What you will do: Faithfully repeat each entry below, minus the pictures.

Raw data:
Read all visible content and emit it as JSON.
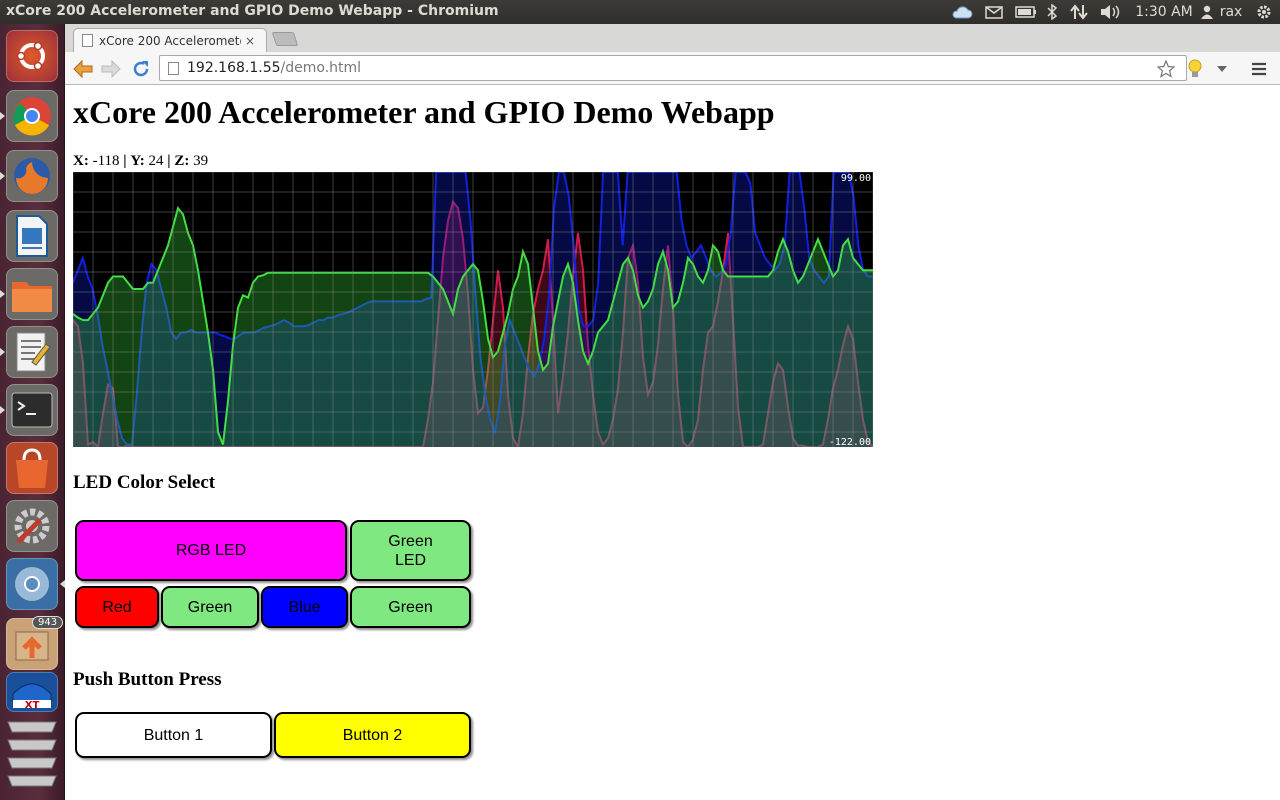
{
  "panel": {
    "window_title": "xCore 200 Accelerometer and GPIO Demo Webapp - Chromium",
    "time": "1:30 AM",
    "user": "rax"
  },
  "launcher": {
    "items": [
      "ubuntu-dash",
      "chromium",
      "firefox",
      "libreoffice-writer",
      "files",
      "text-editor",
      "terminal",
      "software-center",
      "system-settings",
      "chromium-app",
      "update-manager",
      "xmos-app",
      "workspace-stack"
    ],
    "update_badge": "943"
  },
  "browser": {
    "tab_title": "xCore 200 Acceleromete",
    "tab_close": "×",
    "url_host": "192.168.1.55",
    "url_path": "/demo.html"
  },
  "page": {
    "title": "xCore 200 Accelerometer and GPIO Demo Webapp",
    "readout": {
      "x_label": "X:",
      "x_value": "-118",
      "sep1": "|",
      "y_label": "Y:",
      "y_value": "24",
      "sep2": "|",
      "z_label": "Z:",
      "z_value": "39"
    },
    "led_heading": "LED Color Select",
    "led_buttons": {
      "rgb": "RGB LED",
      "green_led": "Green LED",
      "red": "Red",
      "green": "Green",
      "blue": "Blue",
      "green2": "Green"
    },
    "push_heading": "Push Button Press",
    "push_buttons": {
      "b1": "Button 1",
      "b2": "Button 2"
    }
  },
  "colors": {
    "rgb_led": "#ff00ff",
    "green": "#80e880",
    "red": "#ff0000",
    "blue": "#0000ff",
    "button2": "#ffff00",
    "button1": "#ffffff"
  },
  "chart_data": {
    "type": "area",
    "max_label": "99.00",
    "min_label": "-122.00",
    "ylim": [
      -122,
      99
    ],
    "grid": true,
    "series": [
      {
        "color": "#d01a4a",
        "values": [
          -20,
          -25,
          -55,
          -120,
          -118,
          -122,
          -95,
          -72,
          -75,
          -122,
          -122,
          -121,
          -122,
          -122,
          -122,
          -122,
          -122,
          -122,
          -122,
          -122,
          -122,
          -122,
          -122,
          -122,
          -122,
          -122,
          -122,
          -122,
          -122,
          -122,
          -122,
          -122,
          -122,
          -122,
          -122,
          -122,
          -122,
          -122,
          -122,
          -122,
          -122,
          -122,
          -122,
          -122,
          -122,
          -122,
          -122,
          -122,
          -122,
          -122,
          -122,
          -122,
          -122,
          -122,
          -122,
          -122,
          -122,
          -122,
          -122,
          -122,
          -122,
          -122,
          -122,
          -122,
          -122,
          -122,
          -122,
          -122,
          -122,
          -122,
          -122,
          -100,
          -70,
          -20,
          30,
          60,
          75,
          70,
          45,
          0,
          -60,
          -95,
          -90,
          -60,
          -20,
          20,
          -10,
          -80,
          -115,
          -122,
          -95,
          -50,
          -15,
          5,
          20,
          45,
          -20,
          -95,
          -65,
          -30,
          15,
          50,
          20,
          -40,
          -80,
          -110,
          -120,
          -115,
          -100,
          -75,
          -30,
          30,
          40,
          10,
          -50,
          -80,
          -70,
          -40,
          5,
          40,
          -10,
          -80,
          -118,
          -122,
          -116,
          -100,
          -60,
          -30,
          -25,
          -5,
          20,
          50,
          -20,
          -90,
          -122,
          -122,
          -122,
          -122,
          -120,
          -95,
          -70,
          -55,
          -60,
          -90,
          -115,
          -121,
          -121,
          -122,
          -122,
          -122,
          -120,
          -100,
          -75,
          -60,
          -40,
          -25,
          -35,
          -70,
          -100,
          -118,
          -122
        ]
      },
      {
        "color": "#1020e0",
        "values": [
          10,
          20,
          30,
          15,
          5,
          -15,
          -40,
          -60,
          -80,
          -100,
          -115,
          -120,
          -120,
          -80,
          -30,
          10,
          25,
          20,
          5,
          -10,
          -30,
          -35,
          -30,
          -30,
          -28,
          -30,
          -30,
          -30,
          -30,
          -30,
          -32,
          -33,
          -35,
          -35,
          -32,
          -30,
          -30,
          -30,
          -28,
          -26,
          -25,
          -24,
          -22,
          -20,
          -22,
          -25,
          -25,
          -25,
          -24,
          -22,
          -20,
          -20,
          -18,
          -18,
          -16,
          -15,
          -14,
          -12,
          -10,
          -8,
          -6,
          -5,
          -5,
          -5,
          -5,
          -5,
          -5,
          -5,
          -5,
          -5,
          -5,
          -5,
          -3,
          -2,
          99,
          99,
          99,
          99,
          99,
          99,
          99,
          60,
          0,
          -50,
          -80,
          -100,
          -110,
          -85,
          -40,
          -20,
          -30,
          -40,
          -50,
          -60,
          -65,
          -55,
          -35,
          0,
          70,
          99,
          99,
          80,
          40,
          -10,
          -25,
          -25,
          -20,
          10,
          99,
          99,
          99,
          99,
          40,
          99,
          99,
          99,
          99,
          99,
          99,
          99,
          99,
          99,
          99,
          99,
          60,
          40,
          30,
          35,
          40,
          30,
          20,
          15,
          18,
          25,
          50,
          99,
          99,
          99,
          90,
          50,
          40,
          30,
          25,
          20,
          25,
          40,
          99,
          99,
          99,
          70,
          30,
          20,
          15,
          10,
          15,
          99,
          99,
          99,
          99,
          80,
          40,
          20,
          15,
          15
        ]
      },
      {
        "color": "#40e040",
        "values": [
          -15,
          -18,
          -20,
          -20,
          -15,
          -10,
          0,
          10,
          15,
          15,
          15,
          10,
          5,
          5,
          5,
          10,
          10,
          20,
          30,
          40,
          55,
          70,
          65,
          50,
          40,
          20,
          -5,
          -30,
          -60,
          -110,
          -120,
          -85,
          -40,
          -10,
          0,
          -2,
          10,
          15,
          16,
          18,
          18,
          18,
          18,
          18,
          18,
          18,
          18,
          18,
          18,
          18,
          18,
          18,
          18,
          18,
          18,
          18,
          18,
          18,
          18,
          18,
          18,
          18,
          18,
          18,
          18,
          18,
          18,
          18,
          18,
          18,
          18,
          18,
          15,
          10,
          5,
          -5,
          -15,
          5,
          15,
          20,
          25,
          20,
          -5,
          -35,
          -50,
          -45,
          -30,
          -15,
          5,
          15,
          35,
          25,
          -10,
          -45,
          -60,
          -55,
          -25,
          -5,
          15,
          25,
          10,
          -20,
          -45,
          -55,
          -45,
          -30,
          -25,
          -20,
          -5,
          10,
          25,
          30,
          20,
          0,
          -10,
          -5,
          5,
          25,
          35,
          20,
          -10,
          -5,
          10,
          30,
          25,
          15,
          10,
          20,
          40,
          35,
          20,
          15,
          15,
          15,
          15,
          15,
          15,
          15,
          15,
          15,
          20,
          35,
          45,
          35,
          20,
          10,
          15,
          25,
          35,
          45,
          35,
          25,
          15,
          20,
          40,
          45,
          30,
          25,
          20,
          20,
          20
        ]
      }
    ]
  }
}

Exercise output:
Read all visible content and emit it as JSON.
{
  "panel": {
    "window_title": "xCore 200 Accelerometer and GPIO Demo Webapp - Chromium",
    "time": "1:30 AM",
    "user": "rax"
  },
  "launcher": {
    "items": [
      "ubuntu-dash",
      "chromium",
      "firefox",
      "libreoffice-writer",
      "files",
      "text-editor",
      "terminal",
      "software-center",
      "system-settings",
      "chromium-app",
      "update-manager",
      "xmos-app",
      "workspace-stack"
    ],
    "update_badge": "943"
  },
  "browser": {
    "tab_title": "xCore 200 Acceleromete",
    "tab_close": "×",
    "url_host": "192.168.1.55",
    "url_path": "/demo.html"
  },
  "page": {
    "title": "xCore 200 Accelerometer and GPIO Demo Webapp",
    "readout": {
      "x_label": "X:",
      "x_value": "-118",
      "sep1": "|",
      "y_label": "Y:",
      "y_value": "24",
      "sep2": "|",
      "z_label": "Z:",
      "z_value": "39"
    },
    "led_heading": "LED Color Select",
    "led_buttons": {
      "rgb": "RGB LED",
      "green_led": "Green LED",
      "red": "Red",
      "green": "Green",
      "blue": "Blue",
      "green2": "Green"
    },
    "push_heading": "Push Button Press",
    "push_buttons": {
      "b1": "Button 1",
      "b2": "Button 2"
    }
  },
  "colors": {
    "rgb_led": "#ff00ff",
    "green": "#80e880",
    "red": "#ff0000",
    "blue": "#0000ff",
    "button2": "#ffff00",
    "button1": "#ffffff"
  },
  "chart_data": {
    "type": "area",
    "max_label": "99.00",
    "min_label": "-122.00",
    "ylim": [
      -122,
      99
    ],
    "grid": true,
    "series": [
      {
        "color": "#d01a4a",
        "values": [
          -20,
          -25,
          -55,
          -120,
          -118,
          -122,
          -95,
          -72,
          -75,
          -122,
          -122,
          -121,
          -122,
          -122,
          -122,
          -122,
          -122,
          -122,
          -122,
          -122,
          -122,
          -122,
          -122,
          -122,
          -122,
          -122,
          -122,
          -122,
          -122,
          -122,
          -122,
          -122,
          -122,
          -122,
          -122,
          -122,
          -122,
          -122,
          -122,
          -122,
          -122,
          -122,
          -122,
          -122,
          -122,
          -122,
          -122,
          -122,
          -122,
          -122,
          -122,
          -122,
          -122,
          -122,
          -122,
          -122,
          -122,
          -122,
          -122,
          -122,
          -122,
          -122,
          -122,
          -122,
          -122,
          -122,
          -122,
          -122,
          -122,
          -122,
          -122,
          -100,
          -70,
          -20,
          30,
          60,
          75,
          70,
          45,
          0,
          -60,
          -95,
          -90,
          -60,
          -20,
          20,
          -10,
          -80,
          -115,
          -122,
          -95,
          -50,
          -15,
          5,
          20,
          45,
          -20,
          -95,
          -65,
          -30,
          15,
          50,
          20,
          -40,
          -80,
          -110,
          -120,
          -115,
          -100,
          -75,
          -30,
          30,
          40,
          10,
          -50,
          -80,
          -70,
          -40,
          5,
          40,
          -10,
          -80,
          -118,
          -122,
          -116,
          -100,
          -60,
          -30,
          -25,
          -5,
          20,
          50,
          -20,
          -90,
          -122,
          -122,
          -122,
          -122,
          -120,
          -95,
          -70,
          -55,
          -60,
          -90,
          -115,
          -121,
          -121,
          -122,
          -122,
          -122,
          -120,
          -100,
          -75,
          -60,
          -40,
          -25,
          -35,
          -70,
          -100,
          -118,
          -122
        ]
      },
      {
        "color": "#1020e0",
        "values": [
          10,
          20,
          30,
          15,
          5,
          -15,
          -40,
          -60,
          -80,
          -100,
          -115,
          -120,
          -120,
          -80,
          -30,
          10,
          25,
          20,
          5,
          -10,
          -30,
          -35,
          -30,
          -30,
          -28,
          -30,
          -30,
          -30,
          -30,
          -30,
          -32,
          -33,
          -35,
          -35,
          -32,
          -30,
          -30,
          -30,
          -28,
          -26,
          -25,
          -24,
          -22,
          -20,
          -22,
          -25,
          -25,
          -25,
          -24,
          -22,
          -20,
          -20,
          -18,
          -18,
          -16,
          -15,
          -14,
          -12,
          -10,
          -8,
          -6,
          -5,
          -5,
          -5,
          -5,
          -5,
          -5,
          -5,
          -5,
          -5,
          -5,
          -5,
          -3,
          -2,
          99,
          99,
          99,
          99,
          99,
          99,
          99,
          60,
          0,
          -50,
          -80,
          -100,
          -110,
          -85,
          -40,
          -20,
          -30,
          -40,
          -50,
          -60,
          -65,
          -55,
          -35,
          0,
          70,
          99,
          99,
          80,
          40,
          -10,
          -25,
          -25,
          -20,
          10,
          99,
          99,
          99,
          99,
          40,
          99,
          99,
          99,
          99,
          99,
          99,
          99,
          99,
          99,
          99,
          99,
          60,
          40,
          30,
          35,
          40,
          30,
          20,
          15,
          18,
          25,
          50,
          99,
          99,
          99,
          90,
          50,
          40,
          30,
          25,
          20,
          25,
          40,
          99,
          99,
          99,
          70,
          30,
          20,
          15,
          10,
          15,
          99,
          99,
          99,
          99,
          80,
          40,
          20,
          15,
          15
        ]
      },
      {
        "color": "#40e040",
        "values": [
          -15,
          -18,
          -20,
          -20,
          -15,
          -10,
          0,
          10,
          15,
          15,
          15,
          10,
          5,
          5,
          5,
          10,
          10,
          20,
          30,
          40,
          55,
          70,
          65,
          50,
          40,
          20,
          -5,
          -30,
          -60,
          -110,
          -120,
          -85,
          -40,
          -10,
          0,
          -2,
          10,
          15,
          16,
          18,
          18,
          18,
          18,
          18,
          18,
          18,
          18,
          18,
          18,
          18,
          18,
          18,
          18,
          18,
          18,
          18,
          18,
          18,
          18,
          18,
          18,
          18,
          18,
          18,
          18,
          18,
          18,
          18,
          18,
          18,
          18,
          18,
          15,
          10,
          5,
          -5,
          -15,
          5,
          15,
          20,
          25,
          20,
          -5,
          -35,
          -50,
          -45,
          -30,
          -15,
          5,
          15,
          35,
          25,
          -10,
          -45,
          -60,
          -55,
          -25,
          -5,
          15,
          25,
          10,
          -20,
          -45,
          -55,
          -45,
          -30,
          -25,
          -20,
          -5,
          10,
          25,
          30,
          20,
          0,
          -10,
          -5,
          5,
          25,
          35,
          20,
          -10,
          -5,
          10,
          30,
          25,
          15,
          10,
          20,
          40,
          35,
          20,
          15,
          15,
          15,
          15,
          15,
          15,
          15,
          15,
          15,
          20,
          35,
          45,
          35,
          20,
          10,
          15,
          25,
          35,
          45,
          35,
          25,
          15,
          20,
          40,
          45,
          30,
          25,
          20,
          20,
          20
        ]
      }
    ]
  }
}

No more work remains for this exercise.